=== Exercise aim ===
Tally the lines below that hold the string "title", and report the tally by itself.
===== Task input =====
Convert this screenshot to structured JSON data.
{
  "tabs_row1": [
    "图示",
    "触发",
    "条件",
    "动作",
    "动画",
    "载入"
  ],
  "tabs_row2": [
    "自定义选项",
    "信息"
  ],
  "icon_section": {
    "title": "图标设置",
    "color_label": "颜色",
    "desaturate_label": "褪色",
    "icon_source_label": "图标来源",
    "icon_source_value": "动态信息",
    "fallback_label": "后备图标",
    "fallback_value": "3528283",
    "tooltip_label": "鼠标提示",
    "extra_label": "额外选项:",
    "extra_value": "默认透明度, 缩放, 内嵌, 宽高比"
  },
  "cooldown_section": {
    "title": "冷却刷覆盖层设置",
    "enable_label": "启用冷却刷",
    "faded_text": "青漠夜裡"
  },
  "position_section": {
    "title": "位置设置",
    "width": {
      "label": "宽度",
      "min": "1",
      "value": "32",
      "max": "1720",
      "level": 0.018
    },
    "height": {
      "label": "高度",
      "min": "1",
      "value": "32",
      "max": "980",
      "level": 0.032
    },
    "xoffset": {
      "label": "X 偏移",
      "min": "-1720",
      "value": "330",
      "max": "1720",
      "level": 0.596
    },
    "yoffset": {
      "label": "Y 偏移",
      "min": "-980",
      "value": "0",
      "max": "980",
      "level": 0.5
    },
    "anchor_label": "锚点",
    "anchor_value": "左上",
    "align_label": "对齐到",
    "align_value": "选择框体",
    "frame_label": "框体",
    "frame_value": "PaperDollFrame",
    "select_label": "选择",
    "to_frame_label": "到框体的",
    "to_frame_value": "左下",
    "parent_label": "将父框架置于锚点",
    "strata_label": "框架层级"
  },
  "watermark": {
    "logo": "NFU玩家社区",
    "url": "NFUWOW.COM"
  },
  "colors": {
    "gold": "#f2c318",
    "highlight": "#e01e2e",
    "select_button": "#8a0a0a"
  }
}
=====
=== Output below ===
3